Hidden Environmental Pitfalls of Foreclosed Residential Properties
Buyers of foreclosed residential properties in California are often legal entities such as lenders and investment groups whose main goal is to prepare the foreclosed property for resale. Upon taking possession, these entities often encounter materials left behind-some of which are hazardous waste. Because entity owners do not enjoy the same homeowner exemptions for handling household hazardous waste that individuals do for their own homes, they have to tread carefully so that they comply with the applicable rules or they could be held responsible for substantial fines.
The hidden pitfall for the entity owner is that it is the responsibility of the new owner to determine whether household chemicals and materials (such as electronics and batteries), left by former residents, are waste.
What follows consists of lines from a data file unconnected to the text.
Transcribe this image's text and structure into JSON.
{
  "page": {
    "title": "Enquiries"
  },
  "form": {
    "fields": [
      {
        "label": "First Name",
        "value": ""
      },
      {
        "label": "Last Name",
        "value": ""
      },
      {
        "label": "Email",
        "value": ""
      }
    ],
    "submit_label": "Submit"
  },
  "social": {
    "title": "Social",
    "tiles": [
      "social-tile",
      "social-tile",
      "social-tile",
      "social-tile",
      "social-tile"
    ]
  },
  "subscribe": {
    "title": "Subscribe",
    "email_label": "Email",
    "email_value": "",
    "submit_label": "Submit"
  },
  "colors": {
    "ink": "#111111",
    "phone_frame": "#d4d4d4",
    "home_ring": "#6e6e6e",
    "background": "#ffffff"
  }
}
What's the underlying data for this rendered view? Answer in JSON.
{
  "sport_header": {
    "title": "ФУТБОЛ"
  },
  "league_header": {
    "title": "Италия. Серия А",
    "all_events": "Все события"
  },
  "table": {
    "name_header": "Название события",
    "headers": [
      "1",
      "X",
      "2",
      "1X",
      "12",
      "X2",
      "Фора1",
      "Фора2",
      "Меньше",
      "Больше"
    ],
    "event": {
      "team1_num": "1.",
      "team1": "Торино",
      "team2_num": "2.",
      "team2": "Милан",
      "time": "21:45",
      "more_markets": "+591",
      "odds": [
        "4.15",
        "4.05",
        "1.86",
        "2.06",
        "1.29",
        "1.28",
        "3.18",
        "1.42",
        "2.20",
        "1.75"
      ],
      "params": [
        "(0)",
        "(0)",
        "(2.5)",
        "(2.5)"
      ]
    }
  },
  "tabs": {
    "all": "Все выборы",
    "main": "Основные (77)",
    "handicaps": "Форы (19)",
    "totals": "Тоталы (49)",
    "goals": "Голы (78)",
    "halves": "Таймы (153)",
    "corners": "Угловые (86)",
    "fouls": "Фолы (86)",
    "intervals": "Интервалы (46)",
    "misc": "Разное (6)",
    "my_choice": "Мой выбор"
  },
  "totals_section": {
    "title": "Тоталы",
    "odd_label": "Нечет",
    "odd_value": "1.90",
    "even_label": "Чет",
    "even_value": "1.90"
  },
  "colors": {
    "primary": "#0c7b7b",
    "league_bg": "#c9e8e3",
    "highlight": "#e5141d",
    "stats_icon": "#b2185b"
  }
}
If the wastes are hazardous waste then the new owner becomes the hazardous waste generator, which is legally defined as the person whose act or process first causes a hazardous waste to become subject to regulation (Cal. Code Regs., title 22, 66260.10).
Hazardous waste must be handled according to the requirements of the California Health & Safety Code. These requirements are easy to violate. For example, hazardous waste regulations do not allow the mixing of incompatible wastes (such as those which could produce heat or pressure, fire or explosion, violent reaction, flammable gasses, etc.), or placing wastes into incompatible containers. Further, disposal of hazardous waste into the trash, a municipal landfill, down the drain, or any other unauthorized point is illegal.
The illegal disposal of hazardous waste is a crime and anyone who illegally disposes of a hazardous waste may be subject to fines of up to $25,000 (per day, per incident) and/or imprisonment (Health & Safety. Code, 25189 - 25196). Finally, if hazardous waste is released into the environment due to being mishandled anywhere along the way, from generation to disposal, all who handled them are liable for the costs of cleanup, as well as penalties.
There are legal options for managing materials and hazardous wastes. The primary options for entities are:Option 1- Use the materials for their intended purpose.
Many of the common household chemicals left by prior property owners may still be usable for their intended purpose. Any material that is used by others for its intended purpose does not constitute a waste. This option will generally be much more cost effective than managing the materials as wastes. However, materials may not be accumulated or stored in lieu of disposal. (Health and Safety Code 25143.2(b)(2)). This rule makes option 1 difficult to execute.Option 2 Qualifying as a CESQG
In some cases, businesses may qualify to be a Conditionally Exempt Small Quantity Generator (CESQG) if they generate no more than 100 kilograms of hazardous waste, or 1 kilogram of extremely hazardous waste, in a calendar month, at each site (Health and Safety Code 25218.1, 40 C.F.R. 261.5). Although an EPA ID number is still required, CESQGs may self-transport hazardous waste to a nearby household hazardous waste collection facility without being a registered hazardous waste transporter, or using a hazardous waste manifest, as long the household hazardous waste facility allows it. The total amount that can be transported cannot exceed 100 kilograms (approximately 27 gallons liquid or a total dry weight of 220 pounds), or 1 kilogram of extremely hazardous waste, per month. Importantly, prior to each transport the entity must first contact the local household hazardous waste collection facility for any restrictions it may have in place, to verify acceptance of the waste, and identify weight limitations.Option 3 Disposal using a registered hazardous waste transporter
Normally, hazardous wastes must be transported by a registered hazardous waste transporter using a uniform hazardous waste manifest, under an EPA ID number, and taken to an authorized treatment, storage, and disposal facility. Generators must have an EPA ID Number specific to the address at which the hazardous waste is generated. For entities this is frequently the best option, the problem is most entities do not recognize the need to do this for household hazardous waste. It can also be administratively burdensome if the entity is active in acquiring and selling multiple properties.
Finally, it bears mentioning that electronic waste is regulated as "Universal Waste". These include electronic devices, fluorescent lamps and light bulbs, aerosol cans, and alkaline batteries, which are hazardous wastes with reduced management standards, and may be handled without an EPA ID Number. If an entity is a Conditionally Exempt Small Quantity Universal Waste Generator (CESQUWG) for the property, the Universal Wastes may be transported to any other Universal Waste handler including a household hazardous waste collection facility (if they will accept it), or to an authorized treatment, storage, or disposal facility. Again, it is important for the foreclosing entity to recognize the issue so they comply with the law.